PROMPT -> Repeat the entries shown below with every word and mark intact.

(Excerpts from an interface dataset)
◇ ◇ ◇ ◇ ◇ ◇ ◇

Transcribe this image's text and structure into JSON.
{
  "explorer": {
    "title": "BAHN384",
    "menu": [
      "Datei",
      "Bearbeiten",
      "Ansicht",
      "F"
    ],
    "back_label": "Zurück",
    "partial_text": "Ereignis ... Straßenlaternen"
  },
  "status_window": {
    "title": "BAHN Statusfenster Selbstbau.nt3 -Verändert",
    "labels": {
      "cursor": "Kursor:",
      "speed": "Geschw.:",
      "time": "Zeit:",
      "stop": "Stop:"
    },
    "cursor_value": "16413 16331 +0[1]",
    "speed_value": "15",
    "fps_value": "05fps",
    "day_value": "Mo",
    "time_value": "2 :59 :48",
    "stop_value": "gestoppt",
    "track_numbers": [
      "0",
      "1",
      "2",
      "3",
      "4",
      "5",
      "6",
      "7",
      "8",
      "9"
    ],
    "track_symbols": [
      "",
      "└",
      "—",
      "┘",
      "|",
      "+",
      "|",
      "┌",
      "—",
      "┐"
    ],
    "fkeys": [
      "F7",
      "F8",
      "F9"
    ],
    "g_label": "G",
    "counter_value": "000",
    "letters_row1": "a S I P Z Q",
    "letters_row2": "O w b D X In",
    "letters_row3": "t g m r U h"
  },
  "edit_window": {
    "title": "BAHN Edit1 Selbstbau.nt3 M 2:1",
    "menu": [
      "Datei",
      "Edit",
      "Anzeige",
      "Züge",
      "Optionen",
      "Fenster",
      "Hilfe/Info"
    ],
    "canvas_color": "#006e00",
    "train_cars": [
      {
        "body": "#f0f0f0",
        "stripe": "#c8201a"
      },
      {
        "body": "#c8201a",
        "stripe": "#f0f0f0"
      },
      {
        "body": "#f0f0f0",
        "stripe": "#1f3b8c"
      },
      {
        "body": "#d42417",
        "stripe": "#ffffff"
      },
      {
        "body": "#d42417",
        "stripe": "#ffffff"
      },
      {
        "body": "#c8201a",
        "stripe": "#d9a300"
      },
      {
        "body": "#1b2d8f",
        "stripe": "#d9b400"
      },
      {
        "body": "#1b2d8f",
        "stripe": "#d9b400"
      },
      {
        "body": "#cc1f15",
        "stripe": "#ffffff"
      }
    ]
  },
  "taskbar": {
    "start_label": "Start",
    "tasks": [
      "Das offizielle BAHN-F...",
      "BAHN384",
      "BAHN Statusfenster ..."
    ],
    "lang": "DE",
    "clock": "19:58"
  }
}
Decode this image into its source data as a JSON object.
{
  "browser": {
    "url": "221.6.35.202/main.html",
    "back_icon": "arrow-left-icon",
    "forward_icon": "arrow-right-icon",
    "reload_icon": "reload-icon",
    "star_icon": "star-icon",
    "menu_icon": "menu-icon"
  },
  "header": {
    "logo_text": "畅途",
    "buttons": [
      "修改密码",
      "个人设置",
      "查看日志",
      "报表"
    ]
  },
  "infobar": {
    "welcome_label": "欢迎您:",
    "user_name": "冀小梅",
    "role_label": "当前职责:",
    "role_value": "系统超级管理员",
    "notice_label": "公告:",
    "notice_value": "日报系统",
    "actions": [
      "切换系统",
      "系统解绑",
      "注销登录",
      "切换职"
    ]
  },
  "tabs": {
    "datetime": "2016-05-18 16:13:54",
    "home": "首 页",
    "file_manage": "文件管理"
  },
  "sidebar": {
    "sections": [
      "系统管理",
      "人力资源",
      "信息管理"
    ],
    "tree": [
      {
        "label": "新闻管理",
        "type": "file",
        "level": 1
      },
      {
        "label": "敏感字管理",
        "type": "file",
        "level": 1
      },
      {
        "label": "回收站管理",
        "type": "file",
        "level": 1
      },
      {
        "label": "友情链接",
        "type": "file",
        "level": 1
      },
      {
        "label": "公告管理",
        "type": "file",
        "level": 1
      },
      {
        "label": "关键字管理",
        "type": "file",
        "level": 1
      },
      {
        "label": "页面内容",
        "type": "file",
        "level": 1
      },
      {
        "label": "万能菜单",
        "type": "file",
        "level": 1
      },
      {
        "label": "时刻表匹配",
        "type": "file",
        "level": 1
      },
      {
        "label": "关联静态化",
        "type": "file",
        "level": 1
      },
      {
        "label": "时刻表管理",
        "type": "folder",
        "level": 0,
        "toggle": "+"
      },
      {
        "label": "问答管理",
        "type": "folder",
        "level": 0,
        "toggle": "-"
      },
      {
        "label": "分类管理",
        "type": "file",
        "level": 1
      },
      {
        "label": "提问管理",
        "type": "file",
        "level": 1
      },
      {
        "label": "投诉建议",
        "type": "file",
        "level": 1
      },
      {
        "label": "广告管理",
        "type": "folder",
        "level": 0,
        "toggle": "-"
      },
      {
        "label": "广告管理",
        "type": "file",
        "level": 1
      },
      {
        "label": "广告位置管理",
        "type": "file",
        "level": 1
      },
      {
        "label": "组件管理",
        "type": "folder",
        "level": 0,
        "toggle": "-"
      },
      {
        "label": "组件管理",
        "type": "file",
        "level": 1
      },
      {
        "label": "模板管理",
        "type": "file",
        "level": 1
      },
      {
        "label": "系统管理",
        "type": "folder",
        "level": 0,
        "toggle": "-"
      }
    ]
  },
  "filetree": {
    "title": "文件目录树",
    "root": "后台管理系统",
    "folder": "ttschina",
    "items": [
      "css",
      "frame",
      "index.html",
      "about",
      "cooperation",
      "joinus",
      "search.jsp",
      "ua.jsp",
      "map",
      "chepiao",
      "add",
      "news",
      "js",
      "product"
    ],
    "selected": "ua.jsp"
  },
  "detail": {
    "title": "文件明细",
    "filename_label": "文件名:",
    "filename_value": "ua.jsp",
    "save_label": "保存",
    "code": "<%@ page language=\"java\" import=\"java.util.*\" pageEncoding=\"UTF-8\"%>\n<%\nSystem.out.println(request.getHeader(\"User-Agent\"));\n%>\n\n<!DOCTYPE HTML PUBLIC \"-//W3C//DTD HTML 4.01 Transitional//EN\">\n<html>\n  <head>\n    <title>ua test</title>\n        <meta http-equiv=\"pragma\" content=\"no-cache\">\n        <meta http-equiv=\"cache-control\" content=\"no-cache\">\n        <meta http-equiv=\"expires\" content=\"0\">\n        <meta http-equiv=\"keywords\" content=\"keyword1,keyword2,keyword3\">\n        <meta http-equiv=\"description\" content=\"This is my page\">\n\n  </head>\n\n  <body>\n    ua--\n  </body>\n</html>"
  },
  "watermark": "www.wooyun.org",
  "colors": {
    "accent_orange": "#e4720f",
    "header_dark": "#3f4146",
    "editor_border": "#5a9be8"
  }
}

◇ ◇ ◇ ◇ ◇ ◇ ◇

REPLY ->
Transcribe this image's text and structure into JSON.
{
  "explorer": {
    "title": "BAHN384",
    "menu": [
      "Datei",
      "Bearbeiten",
      "Ansicht",
      "F"
    ],
    "back_label": "Zurück",
    "partial_text": "Ereignis ... Straßenlaternen"
  },
  "status_window": {
    "title": "BAHN Statusfenster Selbstbau.nt3 -Verändert",
    "labels": {
      "cursor": "Kursor:",
      "speed": "Geschw.:",
      "time": "Zeit:",
      "stop": "Stop:"
    },
    "cursor_value": "16413 16331 +0[1]",
    "speed_value": "15",
    "fps_value": "05fps",
    "day_value": "Mo",
    "time_value": "2 :59 :48",
    "stop_value": "gestoppt",
    "track_numbers": [
      "0",
      "1",
      "2",
      "3",
      "4",
      "5",
      "6",
      "7",
      "8",
      "9"
    ],
    "track_symbols": [
      "",
      "└",
      "—",
      "┘",
      "|",
      "+",
      "|",
      "┌",
      "—",
      "┐"
    ],
    "fkeys": [
      "F7",
      "F8",
      "F9"
    ],
    "g_label": "G",
    "counter_value": "000",
    "letters_row1": "a S I P Z Q",
    "letters_row2": "O w b D X In",
    "letters_row3": "t g m r U h"
  },
  "edit_window": {
    "title": "BAHN Edit1 Selbstbau.nt3 M 2:1",
    "menu": [
      "Datei",
      "Edit",
      "Anzeige",
      "Züge",
      "Optionen",
      "Fenster",
      "Hilfe/Info"
    ],
    "canvas_color": "#006e00",
    "train_cars": [
      {
        "body": "#f0f0f0",
        "stripe": "#c8201a"
      },
      {
        "body": "#c8201a",
        "stripe": "#f0f0f0"
      },
      {
        "body": "#f0f0f0",
        "stripe": "#1f3b8c"
      },
      {
        "body": "#d42417",
        "stripe": "#ffffff"
      },
      {
        "body": "#d42417",
        "stripe": "#ffffff"
      },
      {
        "body": "#c8201a",
        "stripe": "#d9a300"
      },
      {
        "body": "#1b2d8f",
        "stripe": "#d9b400"
      },
      {
        "body": "#1b2d8f",
        "stripe": "#d9b400"
      },
      {
        "body": "#cc1f15",
        "stripe": "#ffffff"
      }
    ]
  },
  "taskbar": {
    "start_label": "Start",
    "tasks": [
      "Das offizielle BAHN-F...",
      "BAHN384",
      "BAHN Statusfenster ..."
    ],
    "lang": "DE",
    "clock": "19:58"
  }
}
Decode this image into its source data as a JSON object.
{
  "browser": {
    "url": "221.6.35.202/main.html",
    "back_icon": "arrow-left-icon",
    "forward_icon": "arrow-right-icon",
    "reload_icon": "reload-icon",
    "star_icon": "star-icon",
    "menu_icon": "menu-icon"
  },
  "header": {
    "logo_text": "畅途",
    "buttons": [
      "修改密码",
      "个人设置",
      "查看日志",
      "报表"
    ]
  },
  "infobar": {
    "welcome_label": "欢迎您:",
    "user_name": "冀小梅",
    "role_label": "当前职责:",
    "role_value": "系统超级管理员",
    "notice_label": "公告:",
    "notice_value": "日报系统",
    "actions": [
      "切换系统",
      "系统解绑",
      "注销登录",
      "切换职"
    ]
  },
  "tabs": {
    "datetime": "2016-05-18 16:13:54",
    "home": "首 页",
    "file_manage": "文件管理"
  },
  "sidebar": {
    "sections": [
      "系统管理",
      "人力资源",
      "信息管理"
    ],
    "tree": [
      {
        "label": "新闻管理",
        "type": "file",
        "level": 1
      },
      {
        "label": "敏感字管理",
        "type": "file",
        "level": 1
      },
      {
        "label": "回收站管理",
        "type": "file",
        "level": 1
      },
      {
        "label": "友情链接",
        "type": "file",
        "level": 1
      },
      {
        "label": "公告管理",
        "type": "file",
        "level": 1
      },
      {
        "label": "关键字管理",
        "type": "file",
        "level": 1
      },
      {
        "label": "页面内容",
        "type": "file",
        "level": 1
      },
      {
        "label": "万能菜单",
        "type": "file",
        "level": 1
      },
      {
        "label": "时刻表匹配",
        "type": "file",
        "level": 1
      },
      {
        "label": "关联静态化",
        "type": "file",
        "level": 1
      },
      {
        "label": "时刻表管理",
        "type": "folder",
        "level": 0,
        "toggle": "+"
      },
      {
        "label": "问答管理",
        "type": "folder",
        "level": 0,
        "toggle": "-"
      },
      {
        "label": "分类管理",
        "type": "file",
        "level": 1
      },
      {
        "label": "提问管理",
        "type": "file",
        "level": 1
      },
      {
        "label": "投诉建议",
        "type": "file",
        "level": 1
      },
      {
        "label": "广告管理",
        "type": "folder",
        "level": 0,
        "toggle": "-"
      },
      {
        "label": "广告管理",
        "type": "file",
        "level": 1
      },
      {
        "label": "广告位置管理",
        "type": "file",
        "level": 1
      },
      {
        "label": "组件管理",
        "type": "folder",
        "level": 0,
        "toggle": "-"
      },
      {
        "label": "组件管理",
        "type": "file",
        "level": 1
      },
      {
        "label": "模板管理",
        "type": "file",
        "level": 1
      },
      {
        "label": "系统管理",
        "type": "folder",
        "level": 0,
        "toggle": "-"
      }
    ]
  },
  "filetree": {
    "title": "文件目录树",
    "root": "后台管理系统",
    "folder": "ttschina",
    "items": [
      "css",
      "frame",
      "index.html",
      "about",
      "cooperation",
      "joinus",
      "search.jsp",
      "ua.jsp",
      "map",
      "chepiao",
      "add",
      "news",
      "js",
      "product"
    ],
    "selected": "ua.jsp"
  },
  "detail": {
    "title": "文件明细",
    "filename_label": "文件名:",
    "filename_value": "ua.jsp",
    "save_label": "保存",
    "code": "<%@ page language=\"java\" import=\"java.util.*\" pageEncoding=\"UTF-8\"%>\n<%\nSystem.out.println(request.getHeader(\"User-Agent\"));\n%>\n\n<!DOCTYPE HTML PUBLIC \"-//W3C//DTD HTML 4.01 Transitional//EN\">\n<html>\n  <head>\n    <title>ua test</title>\n        <meta http-equiv=\"pragma\" content=\"no-cache\">\n        <meta http-equiv=\"cache-control\" content=\"no-cache\">\n        <meta http-equiv=\"expires\" content=\"0\">\n        <meta http-equiv=\"keywords\" content=\"keyword1,keyword2,keyword3\">\n        <meta http-equiv=\"description\" content=\"This is my page\">\n\n  </head>\n\n  <body>\n    ua--\n  </body>\n</html>"
  },
  "watermark": "www.wooyun.org",
  "colors": {
    "accent_orange": "#e4720f",
    "header_dark": "#3f4146",
    "editor_border": "#5a9be8"
  }
}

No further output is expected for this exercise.